One official, who asked to remain anonymous, said that the oil Iran is taking from Naft Khana is being sent to Syria, in support of the regime.
The government in Baghdad has yet to pass an oil and gas bill that was drafted in 2006, causing confusion and loopholes in the decisions on how to deal with and utilize the resources. Prime Minister Maliki angered Kurdish officials in July when he accused them of smuggling oil. Kurdish officials responded that their oil export practices were within the law, and that they could not wait for Baghdad to pass legislation.
Deputy Parliamentary Speaker Arif Tayfur of the Kurdistan Democratic Party says that the silence of the government and the oil ministry is equivalent to a green light for Iran to sell all the oil as it sees fit. Protests from officials and locals alike have fallen on Iraqi government deaf ears thus far.
Besides the state-approved removal of oil by Iran, smuggling has also become rampant among gangs, siphoning the oil out of Iraqi pipelines to neighboring countries through the Persian Gulf.
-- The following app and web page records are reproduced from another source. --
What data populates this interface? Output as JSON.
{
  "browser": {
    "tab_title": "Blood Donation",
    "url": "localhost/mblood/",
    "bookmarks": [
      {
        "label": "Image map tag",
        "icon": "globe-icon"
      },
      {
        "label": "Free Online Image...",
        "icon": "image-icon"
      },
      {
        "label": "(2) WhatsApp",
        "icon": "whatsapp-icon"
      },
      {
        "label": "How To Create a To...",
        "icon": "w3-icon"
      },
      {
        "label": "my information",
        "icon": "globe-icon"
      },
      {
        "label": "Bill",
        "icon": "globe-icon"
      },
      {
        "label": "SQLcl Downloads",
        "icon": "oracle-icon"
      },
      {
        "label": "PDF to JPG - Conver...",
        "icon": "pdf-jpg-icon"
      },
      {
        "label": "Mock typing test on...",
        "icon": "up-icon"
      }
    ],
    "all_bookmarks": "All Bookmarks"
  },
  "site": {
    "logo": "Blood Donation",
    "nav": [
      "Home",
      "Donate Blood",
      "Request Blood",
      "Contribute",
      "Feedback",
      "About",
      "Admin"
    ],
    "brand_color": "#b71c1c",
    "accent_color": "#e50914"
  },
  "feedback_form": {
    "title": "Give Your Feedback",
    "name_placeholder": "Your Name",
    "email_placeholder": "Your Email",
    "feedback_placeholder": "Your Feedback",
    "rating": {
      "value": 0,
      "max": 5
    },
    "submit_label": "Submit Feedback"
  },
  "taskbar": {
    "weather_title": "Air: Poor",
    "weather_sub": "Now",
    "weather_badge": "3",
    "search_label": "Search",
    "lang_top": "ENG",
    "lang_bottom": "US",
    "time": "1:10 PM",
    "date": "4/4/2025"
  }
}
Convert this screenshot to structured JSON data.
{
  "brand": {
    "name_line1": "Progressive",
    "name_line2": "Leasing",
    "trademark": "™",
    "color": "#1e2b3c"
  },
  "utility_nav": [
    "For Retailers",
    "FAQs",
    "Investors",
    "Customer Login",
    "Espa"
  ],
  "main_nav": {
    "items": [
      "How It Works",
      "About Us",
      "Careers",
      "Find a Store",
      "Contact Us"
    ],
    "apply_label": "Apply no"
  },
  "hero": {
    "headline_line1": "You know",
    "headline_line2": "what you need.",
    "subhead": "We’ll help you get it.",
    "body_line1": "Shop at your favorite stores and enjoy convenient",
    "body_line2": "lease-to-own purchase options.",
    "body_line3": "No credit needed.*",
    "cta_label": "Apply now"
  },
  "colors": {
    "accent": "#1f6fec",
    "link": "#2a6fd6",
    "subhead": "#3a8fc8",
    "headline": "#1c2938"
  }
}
This not only deprives Iraq of much-needed revenue for job creation and infrastructure rebuilding, it is also a source of violence and terrorism due to turf wars.